=== TASK INSTRUCTIONS ===
This exercise calls for a copy of every line in the listing below that carries the word "translations".

===== SOURCE MATERIAL =====

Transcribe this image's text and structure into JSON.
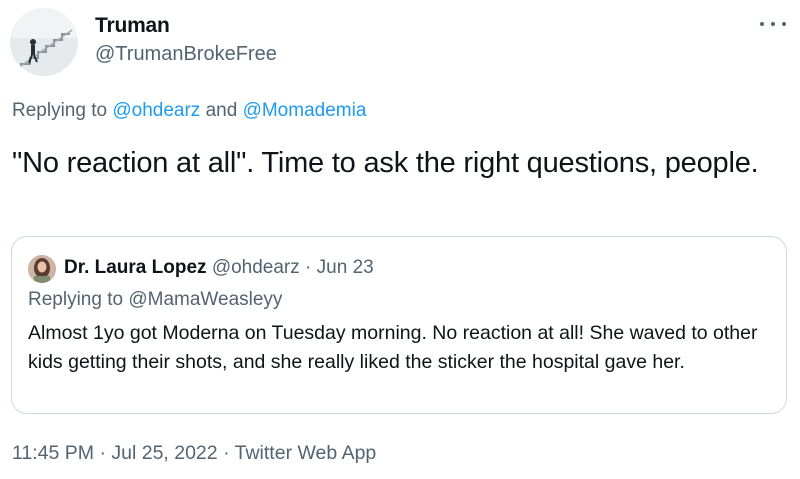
{
  "author": {
    "display_name": "Truman",
    "handle": "@TrumanBrokeFree"
  },
  "icons": {
    "avatar": "staircase-photo-avatar",
    "more": "more-options-icon"
  },
  "reply_context": {
    "prefix": "Replying to ",
    "mention_1": "@ohdearz",
    "joiner": " and ",
    "mention_2": "@Momademia"
  },
  "tweet_text": "\"No reaction at all\". Time to ask the right questions, people.",
  "quoted_tweet": {
    "display_name": "Dr. Laura Lopez",
    "handle": "@ohdearz",
    "separator": "·",
    "date": "Jun 23",
    "replying_prefix": "Replying to ",
    "replying_mention": "@MamaWeasleyy",
    "text": "Almost 1yo got Moderna on Tuesday morning. No reaction at all! She waved to other kids getting their shots, and she really liked the sticker the hospital gave her."
  },
  "meta": {
    "time": "11:45 PM",
    "sep_1": "·",
    "date": "Jul 25, 2022",
    "sep_2": "·",
    "source": "Twitter Web App"
  },
  "colors": {
    "text_primary": "#0f1419",
    "text_secondary": "#536471",
    "link": "#1d9bf0",
    "border": "#cfd9de"
  }
}
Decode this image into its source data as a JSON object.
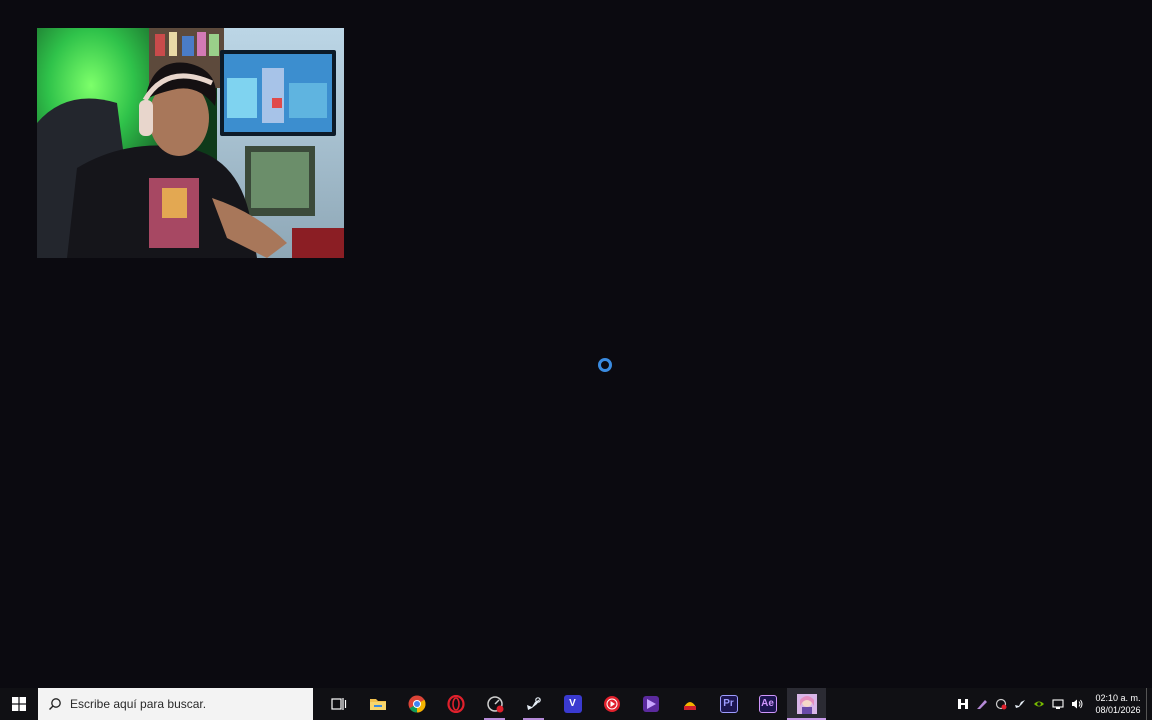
{
  "desktop": {
    "webcam_label": "webcam-feed",
    "accent_color": "#3a8be0"
  },
  "taskbar": {
    "search": {
      "placeholder": "Escribe aquí para buscar."
    },
    "apps": [
      {
        "name": "task-view",
        "icon": "task-view-icon"
      },
      {
        "name": "file-explorer",
        "icon": "folder-icon"
      },
      {
        "name": "chrome",
        "icon": "chrome-icon"
      },
      {
        "name": "opera-gx",
        "icon": "opera-icon"
      },
      {
        "name": "recorder",
        "icon": "record-gauge-icon",
        "running": true
      },
      {
        "name": "steam",
        "icon": "steam-icon",
        "running": true
      },
      {
        "name": "vegas",
        "icon": "v-icon",
        "label": "V"
      },
      {
        "name": "youtube-music",
        "icon": "play-icon"
      },
      {
        "name": "app-purple",
        "icon": "purple-app-icon"
      },
      {
        "name": "app-emblem",
        "icon": "emblem-icon"
      },
      {
        "name": "premiere-pro",
        "icon": "premiere-icon",
        "label": "Pr"
      },
      {
        "name": "after-effects",
        "icon": "after-effects-icon",
        "label": "Ae"
      },
      {
        "name": "anime-app",
        "icon": "anime-app-icon",
        "active": true
      }
    ],
    "clock": {
      "time": "02:10 a. m.",
      "date": "08/01/2026"
    }
  }
}
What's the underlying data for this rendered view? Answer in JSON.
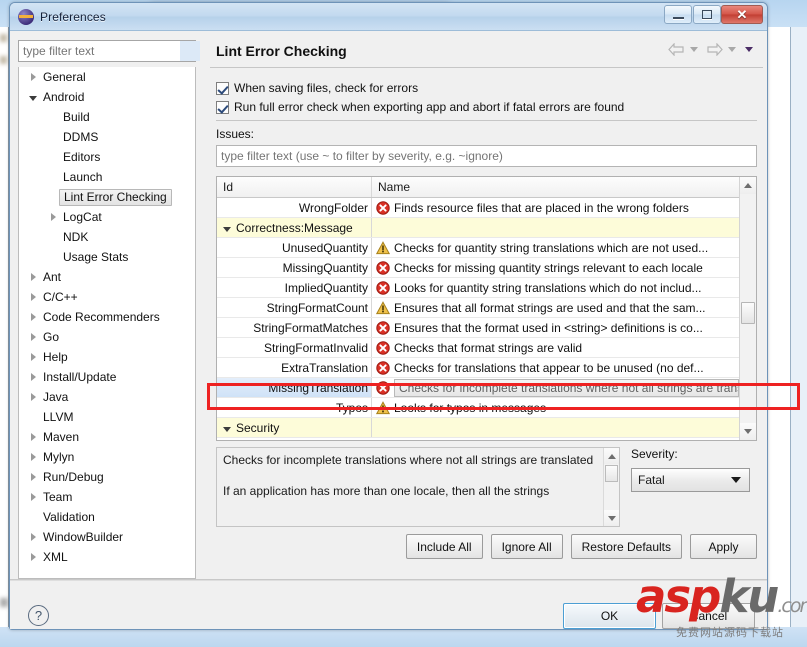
{
  "window": {
    "title": "Preferences",
    "icon": "eclipse-icon",
    "minimize_label": "Minimize",
    "maximize_label": "Maximize",
    "close_label": "Close",
    "close_glyph": "✕"
  },
  "filter": {
    "placeholder": "type filter text",
    "value": ""
  },
  "tree": {
    "items": [
      {
        "label": "General",
        "indent": 0,
        "twisty": "collapsed",
        "selected": false
      },
      {
        "label": "Android",
        "indent": 0,
        "twisty": "expanded",
        "selected": false
      },
      {
        "label": "Build",
        "indent": 1,
        "twisty": "none",
        "selected": false
      },
      {
        "label": "DDMS",
        "indent": 1,
        "twisty": "none",
        "selected": false
      },
      {
        "label": "Editors",
        "indent": 1,
        "twisty": "none",
        "selected": false
      },
      {
        "label": "Launch",
        "indent": 1,
        "twisty": "none",
        "selected": false
      },
      {
        "label": "Lint Error Checking",
        "indent": 1,
        "twisty": "none",
        "selected": true
      },
      {
        "label": "LogCat",
        "indent": 1,
        "twisty": "collapsed",
        "selected": false
      },
      {
        "label": "NDK",
        "indent": 1,
        "twisty": "none",
        "selected": false
      },
      {
        "label": "Usage Stats",
        "indent": 1,
        "twisty": "none",
        "selected": false
      },
      {
        "label": "Ant",
        "indent": 0,
        "twisty": "collapsed",
        "selected": false
      },
      {
        "label": "C/C++",
        "indent": 0,
        "twisty": "collapsed",
        "selected": false
      },
      {
        "label": "Code Recommenders",
        "indent": 0,
        "twisty": "collapsed",
        "selected": false
      },
      {
        "label": "Go",
        "indent": 0,
        "twisty": "collapsed",
        "selected": false
      },
      {
        "label": "Help",
        "indent": 0,
        "twisty": "collapsed",
        "selected": false
      },
      {
        "label": "Install/Update",
        "indent": 0,
        "twisty": "collapsed",
        "selected": false
      },
      {
        "label": "Java",
        "indent": 0,
        "twisty": "collapsed",
        "selected": false
      },
      {
        "label": "LLVM",
        "indent": 0,
        "twisty": "none",
        "selected": false
      },
      {
        "label": "Maven",
        "indent": 0,
        "twisty": "collapsed",
        "selected": false
      },
      {
        "label": "Mylyn",
        "indent": 0,
        "twisty": "collapsed",
        "selected": false
      },
      {
        "label": "Run/Debug",
        "indent": 0,
        "twisty": "collapsed",
        "selected": false
      },
      {
        "label": "Team",
        "indent": 0,
        "twisty": "collapsed",
        "selected": false
      },
      {
        "label": "Validation",
        "indent": 0,
        "twisty": "none",
        "selected": false
      },
      {
        "label": "WindowBuilder",
        "indent": 0,
        "twisty": "collapsed",
        "selected": false
      },
      {
        "label": "XML",
        "indent": 0,
        "twisty": "collapsed",
        "selected": false
      }
    ]
  },
  "page": {
    "title": "Lint Error Checking",
    "nav": {
      "back_label": "Back",
      "forward_label": "Forward",
      "menu_label": "View Menu"
    },
    "checkboxes": [
      {
        "label": "When saving files, check for errors",
        "checked": true
      },
      {
        "label": "Run full error check when exporting app and abort if fatal errors are found",
        "checked": true
      }
    ],
    "issues_label": "Issues:",
    "issues_filter_placeholder": "type filter text (use ~ to filter by severity, e.g. ~ignore)"
  },
  "table": {
    "columns": [
      "Id",
      "Name"
    ],
    "rows": [
      {
        "id": "WrongFolder",
        "severity": "error",
        "name": "Finds resource files that are placed in the wrong folders",
        "group": false,
        "selected": false
      },
      {
        "id": "Correctness:Message",
        "severity": "none",
        "name": "",
        "group": true,
        "selected": false
      },
      {
        "id": "UnusedQuantity",
        "severity": "warning",
        "name": "Checks for quantity string translations which are not used...",
        "group": false,
        "selected": false
      },
      {
        "id": "MissingQuantity",
        "severity": "error",
        "name": "Checks for missing quantity strings relevant to each locale",
        "group": false,
        "selected": false
      },
      {
        "id": "ImpliedQuantity",
        "severity": "error",
        "name": "Looks for quantity string translations which do not includ...",
        "group": false,
        "selected": false
      },
      {
        "id": "StringFormatCount",
        "severity": "warning",
        "name": "Ensures that all format strings are used and that the sam...",
        "group": false,
        "selected": false
      },
      {
        "id": "StringFormatMatches",
        "severity": "error",
        "name": "Ensures that the format used in <string> definitions is co...",
        "group": false,
        "selected": false
      },
      {
        "id": "StringFormatInvalid",
        "severity": "error",
        "name": "Checks that format strings are valid",
        "group": false,
        "selected": false
      },
      {
        "id": "ExtraTranslation",
        "severity": "error",
        "name": "Checks for translations that appear to be unused (no def...",
        "group": false,
        "selected": false
      },
      {
        "id": "MissingTranslation",
        "severity": "error",
        "name": "Checks for incomplete translations where not all strings are translated",
        "group": false,
        "selected": true
      },
      {
        "id": "Typos",
        "severity": "warning",
        "name": "Looks for typos in messages",
        "group": false,
        "selected": false
      },
      {
        "id": "Security",
        "severity": "none",
        "name": "",
        "group": true,
        "selected": false
      }
    ],
    "scroll_up_label": "Scroll up",
    "scroll_down_label": "Scroll down"
  },
  "description": {
    "paragraph1": "Checks for incomplete translations where not all strings are translated",
    "paragraph2": "If an application has more than one locale, then all the strings"
  },
  "severity": {
    "label": "Severity:",
    "value": "Fatal"
  },
  "buttons": {
    "include_all": "Include All",
    "ignore_all": "Ignore All",
    "restore_defaults": "Restore Defaults",
    "apply": "Apply",
    "ok": "OK",
    "cancel": "Cancel",
    "help": "?"
  },
  "watermark": {
    "part_red": "asp",
    "part_gray": "ku",
    "part_com": ".com",
    "subtitle": "免费网站源码下载站"
  },
  "colors": {
    "accent_blue": "#4c9fd4",
    "error_red": "#d93025",
    "warning_amber": "#e8b33a",
    "group_row": "#fdfcd9",
    "annotation_red": "#ee2222",
    "selection_blue": "#cfe2f7"
  }
}
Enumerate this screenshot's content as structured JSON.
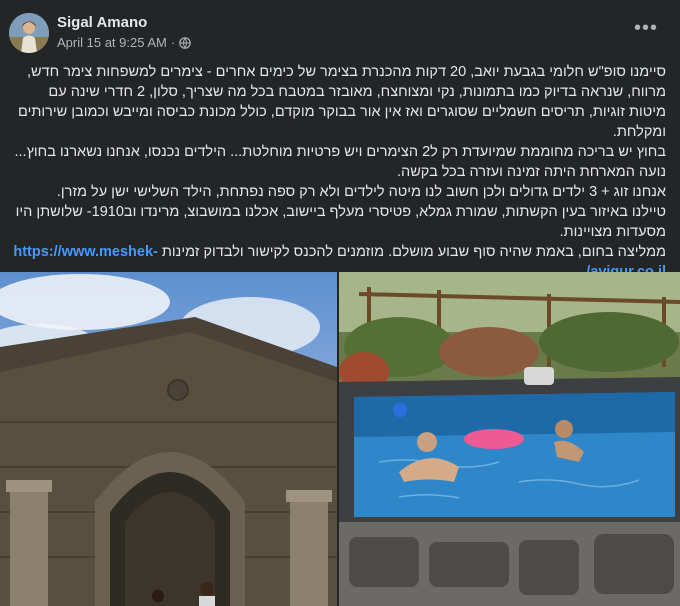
{
  "post": {
    "author": "Sigal Amano",
    "date": "April 15 at 9:25 AM",
    "separator": "·",
    "more_glyph": "•••",
    "icons": {
      "avatar": "profile-avatar",
      "privacy": "globe-icon",
      "more": "more-options-icon"
    },
    "paragraphs": [
      "סיימנו סופ\"ש חלומי בגבעת יואב, 20 דקות מהכנרת בצימר של כימים אחרים - צימרים למשפחות  צימר חדש, מרווח, שנראה בדיוק כמו בתמונות, נקי ומצוחצח, מאובזר במטבח בכל מה שצריך, סלון, 2 חדרי שינה עם מיטות זוגיות, תריסים חשמליים שסוגרים ואז אין אור בבוקר מוקדם, כולל מכונת כביסה ומייבש וכמובן שירותים ומקלחת.",
      "בחוץ יש בריכה מחוממת שמיועדת רק ל2 הצימרים ויש פרטיות מוחלטת... הילדים נכנסו, אנחנו נשארנו בחוץ... נועה המארחת היתה זמינה ועזרה בכל בקשה.",
      "אנחנו זוג + 3 ילדים גדולים ולכן חשוב לנו מיטה לילדים ולא רק ספה נפתחת, הילד השלישי ישן על מזרן.",
      "טיילנו באיזור בעין הקשתות, שמורת גמלא, פטיסרי מעלף ביישוב, אכלנו במושבוצ, מרינדו וב1910- שלושתן היו מסעדות מצויינות."
    ],
    "closing_text": "ממליצה בחום, באמת שהיה סוף שבוע מושלם. מוזמנים להכנס לקישור ולבדוק זמינות",
    "link_text": "https://www.meshek-avigur.co.il/",
    "photos": [
      "ancient-stone-arch-photo",
      "heated-pool-photo"
    ]
  }
}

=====

=== OUTPUT FOR THIS TASK ===
        "name": "Checks for quantity string translations which are not used...",
        "name": "Looks for quantity string translations which do not includ...",
        "name": "Checks for translations that appear to be unused (no def...",
        "name": "Checks for incomplete translations where not all strings are translated",
    "paragraph1": "Checks for incomplete translations where not all strings are translated",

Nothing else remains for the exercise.